↓↓↓

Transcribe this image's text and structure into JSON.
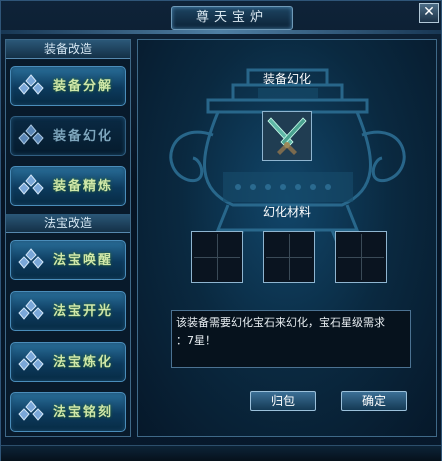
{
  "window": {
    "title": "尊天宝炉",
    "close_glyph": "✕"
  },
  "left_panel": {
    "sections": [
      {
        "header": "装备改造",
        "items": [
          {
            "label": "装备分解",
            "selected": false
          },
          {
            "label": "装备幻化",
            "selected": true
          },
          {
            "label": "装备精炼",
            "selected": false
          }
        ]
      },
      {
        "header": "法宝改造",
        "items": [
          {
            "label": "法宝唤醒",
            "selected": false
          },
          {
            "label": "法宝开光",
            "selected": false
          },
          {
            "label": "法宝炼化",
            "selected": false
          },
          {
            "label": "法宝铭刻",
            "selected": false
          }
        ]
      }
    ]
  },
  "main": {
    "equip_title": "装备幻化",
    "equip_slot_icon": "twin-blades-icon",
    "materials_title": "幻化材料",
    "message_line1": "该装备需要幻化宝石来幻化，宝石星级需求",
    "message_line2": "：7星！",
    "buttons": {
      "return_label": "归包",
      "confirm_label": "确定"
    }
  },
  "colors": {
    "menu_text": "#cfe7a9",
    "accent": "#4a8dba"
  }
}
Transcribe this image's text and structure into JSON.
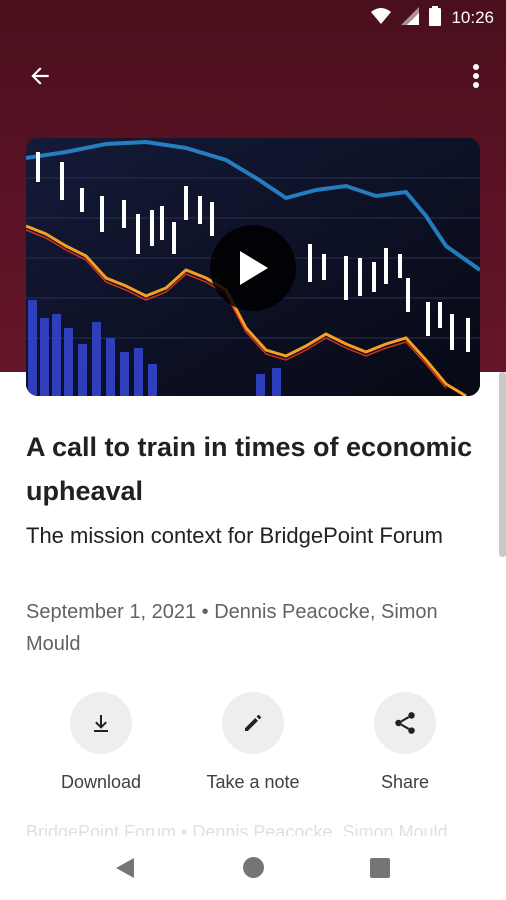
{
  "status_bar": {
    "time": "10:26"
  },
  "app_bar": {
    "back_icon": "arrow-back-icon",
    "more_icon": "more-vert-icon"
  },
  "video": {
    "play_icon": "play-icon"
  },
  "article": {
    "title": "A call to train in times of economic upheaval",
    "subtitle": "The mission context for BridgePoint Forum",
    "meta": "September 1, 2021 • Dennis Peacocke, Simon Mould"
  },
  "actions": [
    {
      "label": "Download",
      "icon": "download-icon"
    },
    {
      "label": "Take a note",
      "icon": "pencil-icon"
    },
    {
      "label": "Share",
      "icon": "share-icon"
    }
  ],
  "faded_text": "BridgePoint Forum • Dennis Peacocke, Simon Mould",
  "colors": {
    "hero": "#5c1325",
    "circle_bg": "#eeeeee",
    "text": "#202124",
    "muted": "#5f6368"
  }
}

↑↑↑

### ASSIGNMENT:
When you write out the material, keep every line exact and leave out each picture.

### ANSWER TO THIS EXERCISE:
Transcribe this image's text and structure into JSON.
{
  "window": {
    "title": "尊天宝炉",
    "close_glyph": "✕"
  },
  "left_panel": {
    "sections": [
      {
        "header": "装备改造",
        "items": [
          {
            "label": "装备分解",
            "selected": false
          },
          {
            "label": "装备幻化",
            "selected": true
          },
          {
            "label": "装备精炼",
            "selected": false
          }
        ]
      },
      {
        "header": "法宝改造",
        "items": [
          {
            "label": "法宝唤醒",
            "selected": false
          },
          {
            "label": "法宝开光",
            "selected": false
          },
          {
            "label": "法宝炼化",
            "selected": false
          },
          {
            "label": "法宝铭刻",
            "selected": false
          }
        ]
      }
    ]
  },
  "main": {
    "equip_title": "装备幻化",
    "equip_slot_icon": "twin-blades-icon",
    "materials_title": "幻化材料",
    "message_line1": "该装备需要幻化宝石来幻化，宝石星级需求",
    "message_line2": "：7星！",
    "buttons": {
      "return_label": "归包",
      "confirm_label": "确定"
    }
  },
  "colors": {
    "menu_text": "#cfe7a9",
    "accent": "#4a8dba"
  }
}
Transcribe this image's text and structure into JSON.
{
  "status_bar": {
    "time": "10:26"
  },
  "app_bar": {
    "back_icon": "arrow-back-icon",
    "more_icon": "more-vert-icon"
  },
  "video": {
    "play_icon": "play-icon"
  },
  "article": {
    "title": "A call to train in times of economic upheaval",
    "subtitle": "The mission context for BridgePoint Forum",
    "meta": "September 1, 2021 • Dennis Peacocke, Simon Mould"
  },
  "actions": [
    {
      "label": "Download",
      "icon": "download-icon"
    },
    {
      "label": "Take a note",
      "icon": "pencil-icon"
    },
    {
      "label": "Share",
      "icon": "share-icon"
    }
  ],
  "faded_text": "BridgePoint Forum • Dennis Peacocke, Simon Mould",
  "colors": {
    "hero": "#5c1325",
    "circle_bg": "#eeeeee",
    "text": "#202124",
    "muted": "#5f6368"
  }
}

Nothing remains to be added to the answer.